To be a mischling carries the connotation of being a half-blood, a mongrel. And so with this epithet we are introduced to Stasha and Pearl, twin girls with blond ringlets and Jewish heritage whose best protection before the cattle cars was their fertile imaginations, their Zeyde’s intellectual games and pastimes, and their fragile mother’s drawings. When they arrive at Auschwitz, their mother quickly grasps that their duality is desirable and, in desperation, hands them over to the lunatic evil of Joseph Mengele, believing that to be their one chance at life. As the girls join his “zoo” their identities begin to separate through their different coping strategies and the horrors to which they are subjected.
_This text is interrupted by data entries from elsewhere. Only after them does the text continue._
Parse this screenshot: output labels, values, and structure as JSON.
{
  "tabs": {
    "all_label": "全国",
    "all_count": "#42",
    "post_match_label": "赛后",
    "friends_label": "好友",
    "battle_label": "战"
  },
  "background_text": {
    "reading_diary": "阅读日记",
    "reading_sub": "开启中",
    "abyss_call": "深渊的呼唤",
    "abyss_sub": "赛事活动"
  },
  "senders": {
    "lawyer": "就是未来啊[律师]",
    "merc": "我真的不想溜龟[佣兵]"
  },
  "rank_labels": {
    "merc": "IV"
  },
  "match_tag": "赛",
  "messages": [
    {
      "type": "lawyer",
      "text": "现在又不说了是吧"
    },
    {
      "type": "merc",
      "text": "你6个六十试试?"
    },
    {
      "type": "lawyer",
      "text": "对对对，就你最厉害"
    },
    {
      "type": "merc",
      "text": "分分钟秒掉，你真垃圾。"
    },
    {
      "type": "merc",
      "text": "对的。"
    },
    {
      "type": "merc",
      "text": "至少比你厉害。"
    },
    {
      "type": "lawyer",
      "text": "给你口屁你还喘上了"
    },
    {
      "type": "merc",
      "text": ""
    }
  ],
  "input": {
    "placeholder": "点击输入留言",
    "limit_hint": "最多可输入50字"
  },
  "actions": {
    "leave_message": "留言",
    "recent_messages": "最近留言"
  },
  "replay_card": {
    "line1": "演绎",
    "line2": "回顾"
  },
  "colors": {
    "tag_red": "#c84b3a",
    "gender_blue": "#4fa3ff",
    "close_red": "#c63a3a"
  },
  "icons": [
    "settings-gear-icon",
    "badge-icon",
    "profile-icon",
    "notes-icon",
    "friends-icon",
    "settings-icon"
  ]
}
They must constantly fight to remain as much alike and to hold on to as much of their humanity as possible.
The subject matter of this book ensures that it will not be for everyone, however those who venture within will find both an important view of a horrific part of history as well as a testament to the spirits of even the smallest beings who endured and survived. The strengths of the book are in the quirky but engaging writing style, and in the carefully drawn characters of the children.